*Task details:*
For each line of the data below that holds "this", copy the line.

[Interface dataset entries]
----

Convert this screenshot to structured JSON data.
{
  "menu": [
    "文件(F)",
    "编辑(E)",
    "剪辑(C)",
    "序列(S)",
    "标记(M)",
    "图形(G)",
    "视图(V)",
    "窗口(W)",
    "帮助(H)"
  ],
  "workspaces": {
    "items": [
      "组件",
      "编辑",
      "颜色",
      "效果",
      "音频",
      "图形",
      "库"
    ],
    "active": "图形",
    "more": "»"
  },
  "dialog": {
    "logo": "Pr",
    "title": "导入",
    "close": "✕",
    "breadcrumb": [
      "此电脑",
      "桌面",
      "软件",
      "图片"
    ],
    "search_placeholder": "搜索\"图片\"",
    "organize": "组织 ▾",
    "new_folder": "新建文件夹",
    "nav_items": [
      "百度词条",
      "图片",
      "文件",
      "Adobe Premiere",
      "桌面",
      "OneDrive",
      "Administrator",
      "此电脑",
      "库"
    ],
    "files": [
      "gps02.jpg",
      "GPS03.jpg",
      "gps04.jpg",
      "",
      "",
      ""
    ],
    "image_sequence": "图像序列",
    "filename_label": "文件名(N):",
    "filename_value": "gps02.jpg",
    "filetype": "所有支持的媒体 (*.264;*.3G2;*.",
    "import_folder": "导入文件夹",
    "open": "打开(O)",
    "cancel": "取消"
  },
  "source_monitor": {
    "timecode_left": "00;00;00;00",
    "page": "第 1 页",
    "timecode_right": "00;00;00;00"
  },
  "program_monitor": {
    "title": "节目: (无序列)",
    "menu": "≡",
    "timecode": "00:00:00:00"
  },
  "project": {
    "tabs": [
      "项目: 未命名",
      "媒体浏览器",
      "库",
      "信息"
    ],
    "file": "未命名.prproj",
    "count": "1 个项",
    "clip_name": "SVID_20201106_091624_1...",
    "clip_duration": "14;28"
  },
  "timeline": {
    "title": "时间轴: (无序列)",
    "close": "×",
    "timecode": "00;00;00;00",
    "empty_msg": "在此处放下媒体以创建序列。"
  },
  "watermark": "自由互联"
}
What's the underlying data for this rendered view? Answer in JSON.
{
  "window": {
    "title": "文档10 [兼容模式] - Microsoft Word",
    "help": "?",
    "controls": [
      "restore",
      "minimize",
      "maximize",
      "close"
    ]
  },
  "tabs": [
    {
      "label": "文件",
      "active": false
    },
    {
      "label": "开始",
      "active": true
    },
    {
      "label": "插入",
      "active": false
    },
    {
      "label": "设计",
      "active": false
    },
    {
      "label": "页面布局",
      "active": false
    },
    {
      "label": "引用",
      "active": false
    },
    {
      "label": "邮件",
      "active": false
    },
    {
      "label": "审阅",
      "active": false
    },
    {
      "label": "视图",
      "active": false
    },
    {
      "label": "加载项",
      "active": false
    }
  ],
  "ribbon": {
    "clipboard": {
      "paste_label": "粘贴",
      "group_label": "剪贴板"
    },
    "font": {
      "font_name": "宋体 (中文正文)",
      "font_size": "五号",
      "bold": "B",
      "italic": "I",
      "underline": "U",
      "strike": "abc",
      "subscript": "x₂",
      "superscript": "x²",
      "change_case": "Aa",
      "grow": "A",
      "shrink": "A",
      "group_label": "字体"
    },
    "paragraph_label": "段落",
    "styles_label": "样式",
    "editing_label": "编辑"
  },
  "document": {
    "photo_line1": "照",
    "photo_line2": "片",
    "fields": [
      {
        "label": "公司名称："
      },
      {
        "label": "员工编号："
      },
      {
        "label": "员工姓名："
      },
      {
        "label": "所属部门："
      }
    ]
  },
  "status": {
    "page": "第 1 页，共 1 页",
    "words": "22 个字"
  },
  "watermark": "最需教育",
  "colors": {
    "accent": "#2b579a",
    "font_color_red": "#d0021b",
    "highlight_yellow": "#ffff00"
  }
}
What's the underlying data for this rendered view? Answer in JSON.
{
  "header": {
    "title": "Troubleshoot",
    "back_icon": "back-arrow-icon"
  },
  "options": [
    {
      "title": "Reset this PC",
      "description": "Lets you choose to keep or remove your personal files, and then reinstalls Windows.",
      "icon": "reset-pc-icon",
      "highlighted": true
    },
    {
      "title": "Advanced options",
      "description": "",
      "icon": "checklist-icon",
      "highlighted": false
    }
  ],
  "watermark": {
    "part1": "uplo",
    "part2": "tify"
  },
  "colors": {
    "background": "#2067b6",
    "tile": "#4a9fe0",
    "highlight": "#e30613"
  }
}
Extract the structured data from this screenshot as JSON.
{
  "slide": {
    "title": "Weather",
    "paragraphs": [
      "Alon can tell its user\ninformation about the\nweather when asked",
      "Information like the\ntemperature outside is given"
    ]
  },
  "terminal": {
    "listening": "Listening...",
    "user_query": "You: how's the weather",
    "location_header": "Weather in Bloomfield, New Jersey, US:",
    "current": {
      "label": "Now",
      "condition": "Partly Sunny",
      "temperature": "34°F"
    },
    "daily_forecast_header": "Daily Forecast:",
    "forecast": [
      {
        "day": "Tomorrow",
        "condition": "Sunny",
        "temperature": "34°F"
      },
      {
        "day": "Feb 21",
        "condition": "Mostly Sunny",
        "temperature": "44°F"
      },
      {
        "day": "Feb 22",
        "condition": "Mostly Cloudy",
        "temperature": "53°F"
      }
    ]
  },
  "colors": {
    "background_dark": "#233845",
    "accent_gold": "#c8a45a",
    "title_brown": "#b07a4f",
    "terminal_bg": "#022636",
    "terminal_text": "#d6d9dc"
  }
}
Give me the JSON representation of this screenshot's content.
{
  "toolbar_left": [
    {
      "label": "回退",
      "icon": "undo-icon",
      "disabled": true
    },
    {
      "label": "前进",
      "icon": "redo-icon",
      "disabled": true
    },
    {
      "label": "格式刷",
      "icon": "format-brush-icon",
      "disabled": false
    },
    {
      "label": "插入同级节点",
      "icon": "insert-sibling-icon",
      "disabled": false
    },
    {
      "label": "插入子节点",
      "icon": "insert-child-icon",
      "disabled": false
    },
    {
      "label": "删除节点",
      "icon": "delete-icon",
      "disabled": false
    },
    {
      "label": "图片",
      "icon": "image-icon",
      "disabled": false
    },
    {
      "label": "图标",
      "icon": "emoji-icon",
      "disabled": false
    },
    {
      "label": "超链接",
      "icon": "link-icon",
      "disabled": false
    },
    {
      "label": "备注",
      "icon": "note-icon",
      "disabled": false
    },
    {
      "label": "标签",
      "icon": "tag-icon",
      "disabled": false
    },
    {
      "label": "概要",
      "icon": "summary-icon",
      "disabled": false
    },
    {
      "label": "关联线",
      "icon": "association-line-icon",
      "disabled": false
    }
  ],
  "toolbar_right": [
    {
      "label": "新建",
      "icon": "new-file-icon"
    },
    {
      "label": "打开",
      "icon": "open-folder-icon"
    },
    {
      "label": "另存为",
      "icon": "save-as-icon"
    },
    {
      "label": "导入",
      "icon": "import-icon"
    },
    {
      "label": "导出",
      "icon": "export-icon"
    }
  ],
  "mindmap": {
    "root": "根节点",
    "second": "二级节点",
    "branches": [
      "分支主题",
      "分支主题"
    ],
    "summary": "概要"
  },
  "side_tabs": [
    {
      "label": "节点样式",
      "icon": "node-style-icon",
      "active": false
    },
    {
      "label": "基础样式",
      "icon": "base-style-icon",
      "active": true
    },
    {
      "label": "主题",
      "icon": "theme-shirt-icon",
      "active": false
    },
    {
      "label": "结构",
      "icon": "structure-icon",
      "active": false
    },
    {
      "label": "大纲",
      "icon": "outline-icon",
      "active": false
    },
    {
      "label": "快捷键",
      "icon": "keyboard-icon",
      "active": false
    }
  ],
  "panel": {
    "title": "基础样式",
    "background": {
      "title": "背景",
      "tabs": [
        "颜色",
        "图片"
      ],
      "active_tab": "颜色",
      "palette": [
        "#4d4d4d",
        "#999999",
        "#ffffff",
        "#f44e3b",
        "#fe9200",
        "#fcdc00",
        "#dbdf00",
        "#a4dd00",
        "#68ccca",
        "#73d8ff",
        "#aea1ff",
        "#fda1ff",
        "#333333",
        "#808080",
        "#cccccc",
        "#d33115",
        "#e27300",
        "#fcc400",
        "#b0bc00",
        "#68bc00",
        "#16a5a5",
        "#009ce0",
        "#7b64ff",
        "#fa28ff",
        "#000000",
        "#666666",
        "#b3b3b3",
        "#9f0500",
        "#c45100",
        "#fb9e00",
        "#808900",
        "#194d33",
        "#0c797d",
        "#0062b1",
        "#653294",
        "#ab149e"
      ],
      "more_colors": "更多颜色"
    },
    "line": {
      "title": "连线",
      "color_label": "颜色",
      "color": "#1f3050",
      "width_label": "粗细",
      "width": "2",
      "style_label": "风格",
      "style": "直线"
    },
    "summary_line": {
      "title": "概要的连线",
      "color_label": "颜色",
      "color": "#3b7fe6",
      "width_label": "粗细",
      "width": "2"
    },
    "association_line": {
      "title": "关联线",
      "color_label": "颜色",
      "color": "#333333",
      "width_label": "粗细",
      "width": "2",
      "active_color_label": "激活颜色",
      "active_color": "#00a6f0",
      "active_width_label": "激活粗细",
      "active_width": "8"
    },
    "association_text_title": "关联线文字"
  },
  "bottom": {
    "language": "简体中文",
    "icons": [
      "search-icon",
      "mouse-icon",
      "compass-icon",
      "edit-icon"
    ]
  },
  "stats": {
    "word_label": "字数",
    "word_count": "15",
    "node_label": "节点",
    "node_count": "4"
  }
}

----

*Reply:*
Convert this screenshot to structured JSON data.
What's the underlying data for this rendered view? Answer in JSON.
What's the underlying data for this rendered view? Answer in JSON.
      "title": "Reset this PC",
Extract the structured data from this screenshot as JSON.
Give me the JSON representation of this screenshot's content.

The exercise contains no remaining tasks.